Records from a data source

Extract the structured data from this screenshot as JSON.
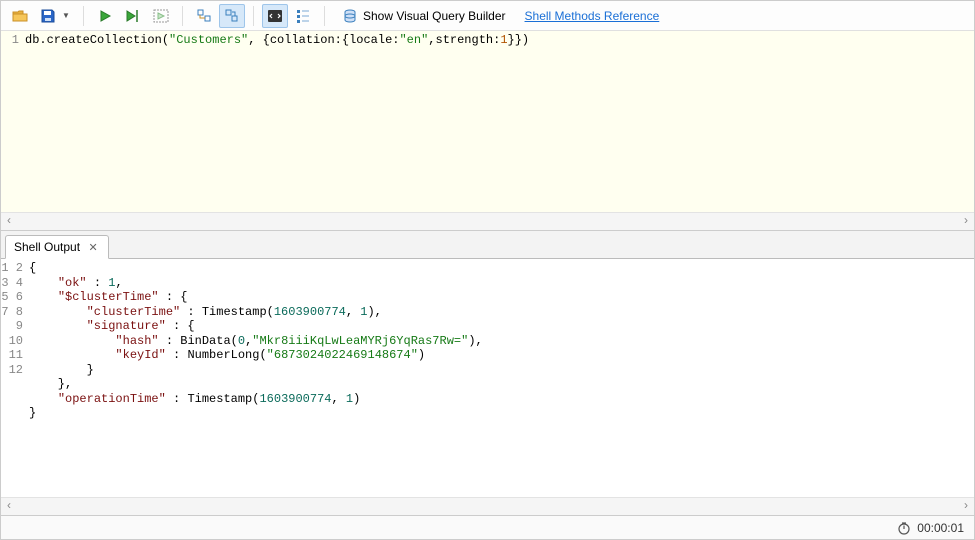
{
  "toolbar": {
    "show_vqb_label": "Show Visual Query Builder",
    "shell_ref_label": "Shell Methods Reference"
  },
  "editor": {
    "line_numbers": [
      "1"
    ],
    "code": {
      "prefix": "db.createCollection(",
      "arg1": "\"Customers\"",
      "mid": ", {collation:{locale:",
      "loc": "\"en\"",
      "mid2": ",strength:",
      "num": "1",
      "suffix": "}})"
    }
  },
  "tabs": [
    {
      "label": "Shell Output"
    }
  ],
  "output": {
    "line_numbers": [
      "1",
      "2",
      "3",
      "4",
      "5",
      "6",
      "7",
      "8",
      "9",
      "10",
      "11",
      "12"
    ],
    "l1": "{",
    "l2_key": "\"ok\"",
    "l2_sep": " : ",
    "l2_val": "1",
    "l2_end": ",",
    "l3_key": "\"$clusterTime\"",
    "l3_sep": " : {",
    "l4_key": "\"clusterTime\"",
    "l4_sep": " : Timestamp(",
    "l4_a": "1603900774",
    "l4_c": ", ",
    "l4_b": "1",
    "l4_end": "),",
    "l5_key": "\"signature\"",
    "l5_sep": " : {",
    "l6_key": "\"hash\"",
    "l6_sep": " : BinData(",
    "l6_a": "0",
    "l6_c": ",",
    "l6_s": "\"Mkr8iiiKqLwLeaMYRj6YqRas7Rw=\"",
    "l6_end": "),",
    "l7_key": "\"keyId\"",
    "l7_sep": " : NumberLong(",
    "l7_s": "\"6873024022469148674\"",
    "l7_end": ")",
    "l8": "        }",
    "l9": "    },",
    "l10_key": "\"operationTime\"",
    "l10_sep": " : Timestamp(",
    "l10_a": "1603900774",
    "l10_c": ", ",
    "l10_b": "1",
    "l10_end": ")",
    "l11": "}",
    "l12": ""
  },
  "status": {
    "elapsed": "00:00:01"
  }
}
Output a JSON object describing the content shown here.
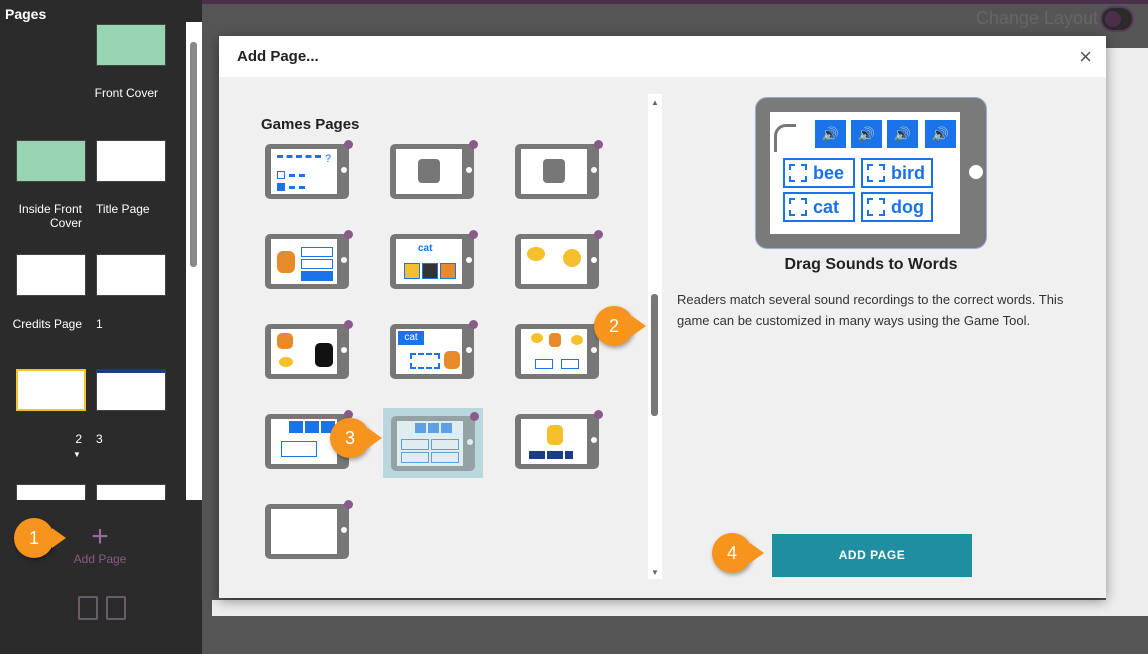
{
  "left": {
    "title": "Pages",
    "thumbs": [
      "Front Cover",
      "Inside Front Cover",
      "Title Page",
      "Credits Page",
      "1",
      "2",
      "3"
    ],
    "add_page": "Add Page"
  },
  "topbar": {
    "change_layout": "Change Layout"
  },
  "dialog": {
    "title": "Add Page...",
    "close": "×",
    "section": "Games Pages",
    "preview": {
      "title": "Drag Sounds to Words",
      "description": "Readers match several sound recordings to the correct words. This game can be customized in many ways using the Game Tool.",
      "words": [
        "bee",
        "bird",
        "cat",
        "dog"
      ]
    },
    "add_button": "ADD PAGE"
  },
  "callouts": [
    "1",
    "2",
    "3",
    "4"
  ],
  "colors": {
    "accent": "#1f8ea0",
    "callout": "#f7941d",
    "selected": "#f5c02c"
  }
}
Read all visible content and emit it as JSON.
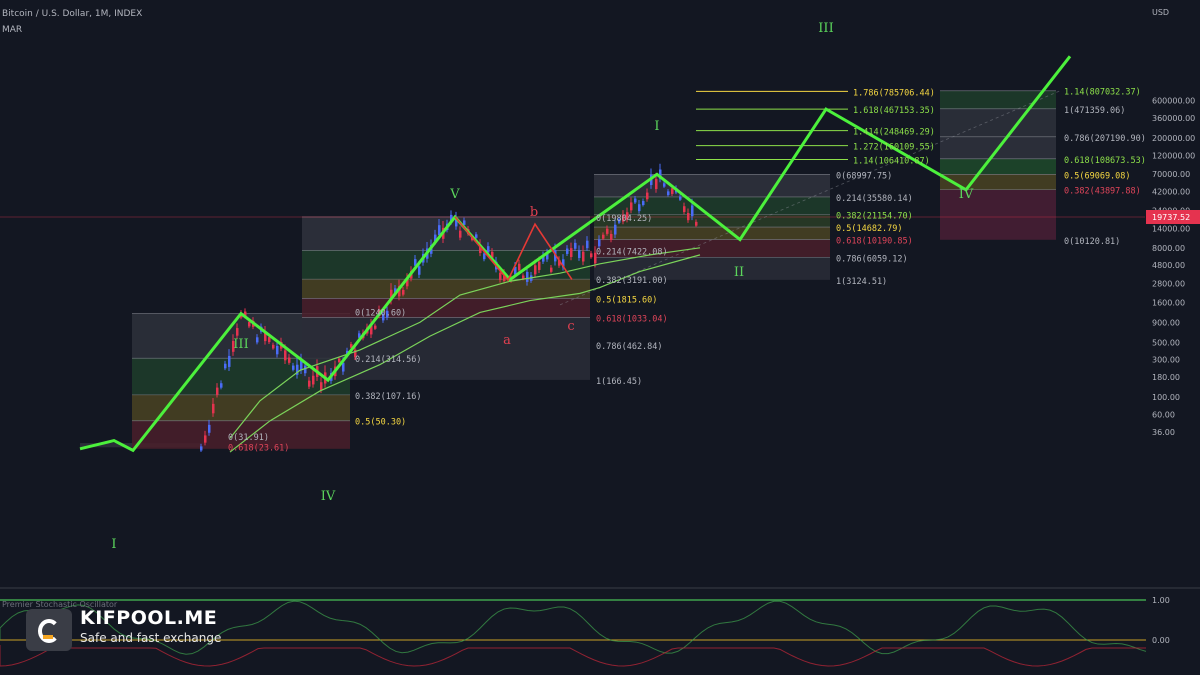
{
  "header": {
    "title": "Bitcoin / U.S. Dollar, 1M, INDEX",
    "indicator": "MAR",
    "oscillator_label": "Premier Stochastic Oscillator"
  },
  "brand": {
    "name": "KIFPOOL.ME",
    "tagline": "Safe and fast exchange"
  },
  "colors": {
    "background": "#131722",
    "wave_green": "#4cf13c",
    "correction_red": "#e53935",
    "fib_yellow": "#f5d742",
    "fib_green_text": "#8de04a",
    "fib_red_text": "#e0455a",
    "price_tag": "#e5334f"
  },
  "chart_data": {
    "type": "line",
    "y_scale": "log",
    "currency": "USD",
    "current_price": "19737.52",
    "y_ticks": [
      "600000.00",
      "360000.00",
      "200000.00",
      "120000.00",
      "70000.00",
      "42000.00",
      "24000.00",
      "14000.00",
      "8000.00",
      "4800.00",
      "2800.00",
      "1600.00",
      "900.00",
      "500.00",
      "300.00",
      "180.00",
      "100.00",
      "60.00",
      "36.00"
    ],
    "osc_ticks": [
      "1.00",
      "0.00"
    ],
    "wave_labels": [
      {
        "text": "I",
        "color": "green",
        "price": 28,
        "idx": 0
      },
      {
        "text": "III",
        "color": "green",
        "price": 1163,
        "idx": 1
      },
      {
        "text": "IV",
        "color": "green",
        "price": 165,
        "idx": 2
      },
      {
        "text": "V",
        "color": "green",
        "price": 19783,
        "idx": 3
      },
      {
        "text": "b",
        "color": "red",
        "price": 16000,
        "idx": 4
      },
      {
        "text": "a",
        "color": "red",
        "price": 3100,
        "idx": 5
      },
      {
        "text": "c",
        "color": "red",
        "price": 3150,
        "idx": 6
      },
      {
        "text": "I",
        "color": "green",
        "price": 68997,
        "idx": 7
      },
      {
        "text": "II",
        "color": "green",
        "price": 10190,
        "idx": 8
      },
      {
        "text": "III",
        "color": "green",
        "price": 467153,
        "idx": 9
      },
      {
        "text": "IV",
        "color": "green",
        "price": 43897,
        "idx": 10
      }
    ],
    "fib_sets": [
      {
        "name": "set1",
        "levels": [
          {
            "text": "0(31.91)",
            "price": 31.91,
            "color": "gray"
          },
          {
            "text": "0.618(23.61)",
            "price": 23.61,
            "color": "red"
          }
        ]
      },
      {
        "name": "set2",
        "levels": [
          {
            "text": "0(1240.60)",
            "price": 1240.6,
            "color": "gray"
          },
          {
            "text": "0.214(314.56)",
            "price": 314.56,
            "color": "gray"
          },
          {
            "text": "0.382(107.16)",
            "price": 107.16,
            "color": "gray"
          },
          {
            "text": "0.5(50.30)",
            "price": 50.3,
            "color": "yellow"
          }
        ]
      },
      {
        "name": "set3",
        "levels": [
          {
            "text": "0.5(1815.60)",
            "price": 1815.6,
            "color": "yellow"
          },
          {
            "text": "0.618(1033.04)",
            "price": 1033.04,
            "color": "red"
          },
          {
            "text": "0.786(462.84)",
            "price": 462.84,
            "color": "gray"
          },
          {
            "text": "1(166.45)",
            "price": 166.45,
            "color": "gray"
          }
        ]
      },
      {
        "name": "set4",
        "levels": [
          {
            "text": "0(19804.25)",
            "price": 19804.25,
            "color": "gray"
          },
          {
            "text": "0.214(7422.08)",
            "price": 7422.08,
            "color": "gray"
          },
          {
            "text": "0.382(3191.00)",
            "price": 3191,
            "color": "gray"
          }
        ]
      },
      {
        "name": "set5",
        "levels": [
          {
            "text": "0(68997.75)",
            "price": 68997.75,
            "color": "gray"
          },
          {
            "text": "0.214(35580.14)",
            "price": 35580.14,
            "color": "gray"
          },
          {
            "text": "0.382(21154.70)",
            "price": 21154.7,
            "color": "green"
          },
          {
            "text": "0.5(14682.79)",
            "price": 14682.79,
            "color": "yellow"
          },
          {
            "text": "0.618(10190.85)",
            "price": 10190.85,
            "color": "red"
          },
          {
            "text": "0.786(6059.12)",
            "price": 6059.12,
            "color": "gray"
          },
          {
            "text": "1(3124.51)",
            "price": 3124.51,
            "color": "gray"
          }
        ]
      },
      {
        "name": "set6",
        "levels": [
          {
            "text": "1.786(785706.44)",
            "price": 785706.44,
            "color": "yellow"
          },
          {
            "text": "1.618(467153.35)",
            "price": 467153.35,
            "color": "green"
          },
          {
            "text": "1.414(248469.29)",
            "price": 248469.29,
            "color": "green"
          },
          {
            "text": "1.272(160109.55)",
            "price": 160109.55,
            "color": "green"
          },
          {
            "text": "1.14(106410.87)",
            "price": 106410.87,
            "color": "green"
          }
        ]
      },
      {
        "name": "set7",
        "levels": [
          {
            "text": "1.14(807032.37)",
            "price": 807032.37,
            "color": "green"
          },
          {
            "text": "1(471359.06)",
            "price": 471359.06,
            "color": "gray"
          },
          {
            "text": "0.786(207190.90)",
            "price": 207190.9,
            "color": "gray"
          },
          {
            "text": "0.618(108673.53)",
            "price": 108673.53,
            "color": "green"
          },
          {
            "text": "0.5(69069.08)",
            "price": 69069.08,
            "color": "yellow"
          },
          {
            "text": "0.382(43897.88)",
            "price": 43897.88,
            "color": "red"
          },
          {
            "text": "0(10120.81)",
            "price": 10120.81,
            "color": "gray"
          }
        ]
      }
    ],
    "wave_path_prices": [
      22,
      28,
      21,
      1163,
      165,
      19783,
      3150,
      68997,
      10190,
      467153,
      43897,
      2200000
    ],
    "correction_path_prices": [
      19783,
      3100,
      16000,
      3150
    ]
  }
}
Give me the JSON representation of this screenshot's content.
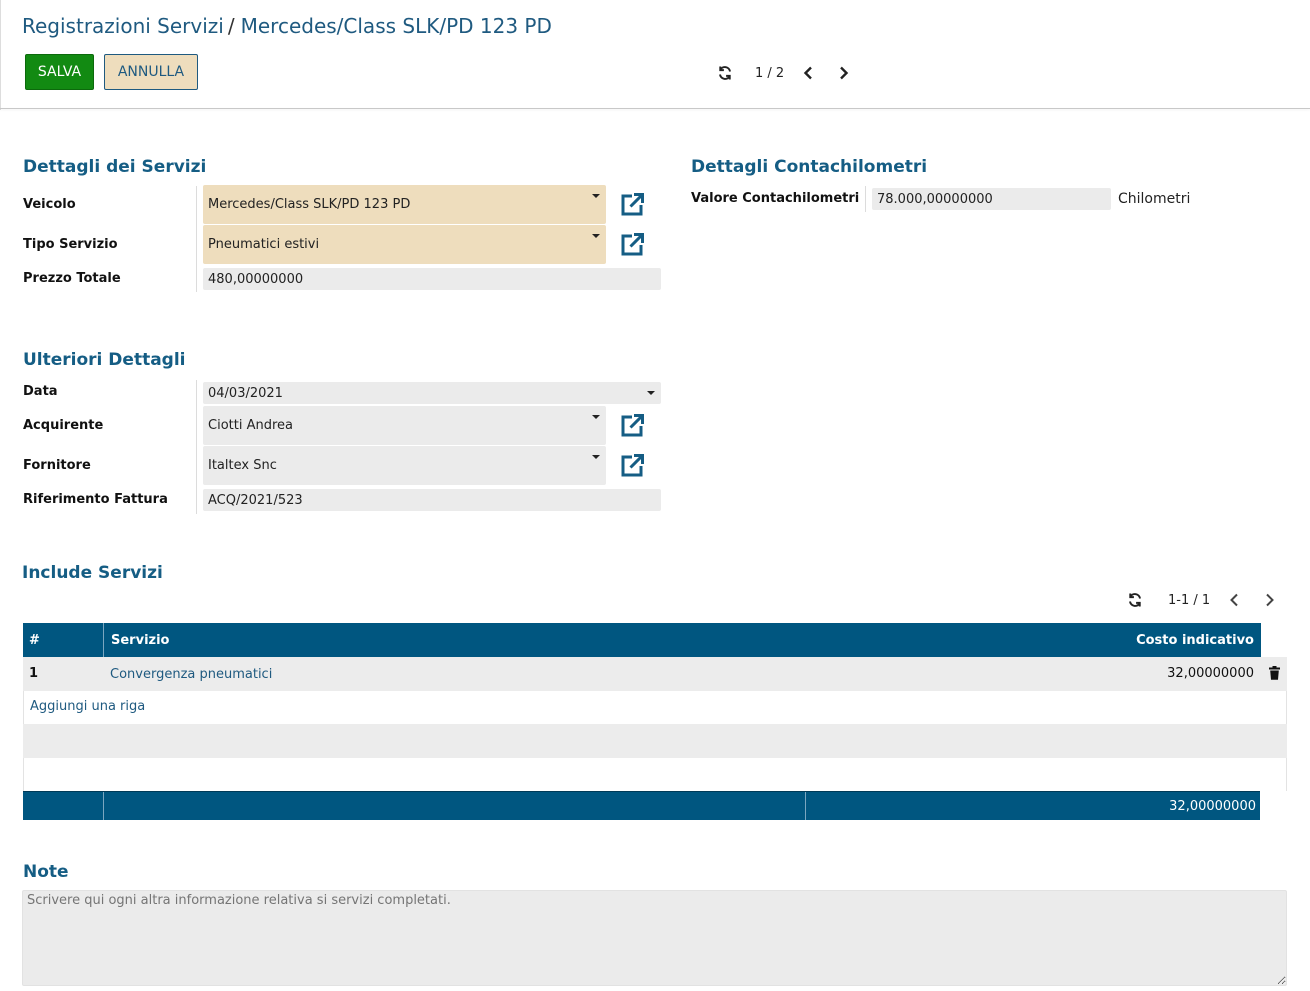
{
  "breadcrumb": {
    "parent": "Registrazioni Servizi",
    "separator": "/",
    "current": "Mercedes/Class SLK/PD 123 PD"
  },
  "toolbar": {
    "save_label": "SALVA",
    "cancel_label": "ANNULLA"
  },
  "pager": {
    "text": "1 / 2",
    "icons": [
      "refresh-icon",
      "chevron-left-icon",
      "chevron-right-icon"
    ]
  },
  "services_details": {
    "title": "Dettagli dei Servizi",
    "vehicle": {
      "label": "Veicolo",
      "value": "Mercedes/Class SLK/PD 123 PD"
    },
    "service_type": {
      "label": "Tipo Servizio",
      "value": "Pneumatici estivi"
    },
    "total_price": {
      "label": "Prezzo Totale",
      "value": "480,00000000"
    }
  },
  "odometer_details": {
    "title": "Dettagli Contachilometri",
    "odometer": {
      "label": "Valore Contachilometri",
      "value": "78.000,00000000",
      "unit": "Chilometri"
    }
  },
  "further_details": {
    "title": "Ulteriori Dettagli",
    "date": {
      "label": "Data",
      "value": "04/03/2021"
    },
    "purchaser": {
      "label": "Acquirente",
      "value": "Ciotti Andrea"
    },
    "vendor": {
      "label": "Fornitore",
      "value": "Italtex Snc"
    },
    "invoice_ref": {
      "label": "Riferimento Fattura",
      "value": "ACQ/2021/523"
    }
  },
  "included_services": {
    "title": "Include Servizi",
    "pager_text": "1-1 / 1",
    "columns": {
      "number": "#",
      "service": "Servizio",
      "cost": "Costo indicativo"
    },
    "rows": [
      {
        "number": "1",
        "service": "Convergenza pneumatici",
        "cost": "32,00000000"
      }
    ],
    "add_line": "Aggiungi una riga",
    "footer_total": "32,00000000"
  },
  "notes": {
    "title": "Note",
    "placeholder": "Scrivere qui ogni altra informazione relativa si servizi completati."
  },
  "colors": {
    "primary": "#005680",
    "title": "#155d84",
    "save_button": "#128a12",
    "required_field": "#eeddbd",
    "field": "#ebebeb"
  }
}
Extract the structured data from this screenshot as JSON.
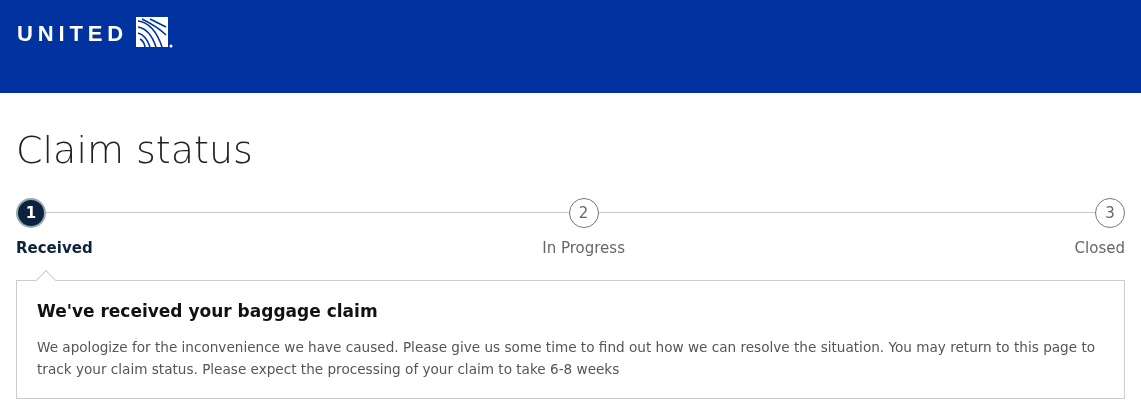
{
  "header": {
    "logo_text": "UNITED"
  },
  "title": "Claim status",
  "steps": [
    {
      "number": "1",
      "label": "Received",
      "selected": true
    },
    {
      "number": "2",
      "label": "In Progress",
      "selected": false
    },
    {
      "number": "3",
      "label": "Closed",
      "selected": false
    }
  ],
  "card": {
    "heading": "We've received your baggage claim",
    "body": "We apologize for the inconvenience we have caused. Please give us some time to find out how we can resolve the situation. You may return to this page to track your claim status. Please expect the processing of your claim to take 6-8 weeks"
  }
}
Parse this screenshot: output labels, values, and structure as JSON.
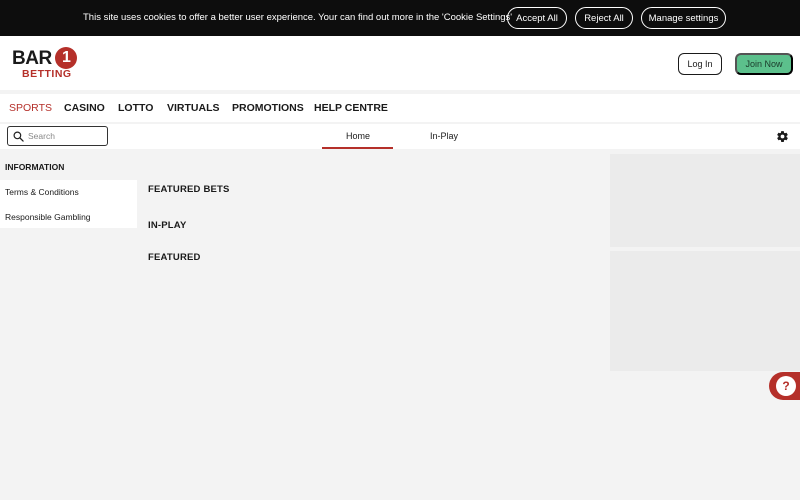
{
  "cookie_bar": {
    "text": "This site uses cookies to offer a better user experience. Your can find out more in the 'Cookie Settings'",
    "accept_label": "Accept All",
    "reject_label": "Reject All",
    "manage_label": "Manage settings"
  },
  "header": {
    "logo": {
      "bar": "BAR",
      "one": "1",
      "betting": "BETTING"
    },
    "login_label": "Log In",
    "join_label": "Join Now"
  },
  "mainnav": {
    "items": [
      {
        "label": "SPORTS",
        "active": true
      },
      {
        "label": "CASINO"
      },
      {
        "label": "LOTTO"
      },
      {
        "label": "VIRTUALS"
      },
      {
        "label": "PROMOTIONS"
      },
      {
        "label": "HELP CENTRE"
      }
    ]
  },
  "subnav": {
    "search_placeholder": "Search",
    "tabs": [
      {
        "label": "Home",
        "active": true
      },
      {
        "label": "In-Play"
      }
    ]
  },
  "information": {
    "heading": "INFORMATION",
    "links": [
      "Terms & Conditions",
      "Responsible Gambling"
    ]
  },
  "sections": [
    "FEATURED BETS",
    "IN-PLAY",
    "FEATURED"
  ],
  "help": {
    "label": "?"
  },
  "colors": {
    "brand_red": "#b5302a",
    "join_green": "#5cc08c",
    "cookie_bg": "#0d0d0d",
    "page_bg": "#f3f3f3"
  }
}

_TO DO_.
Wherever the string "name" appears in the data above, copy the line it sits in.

_TASK SOLUTION_.
    "name": "KIFPOOL.ME",
        "name": "set1",
        "name": "set2",
        "name": "set3",
        "name": "set4",
        "name": "set5",
        "name": "set6",
        "name": "set7",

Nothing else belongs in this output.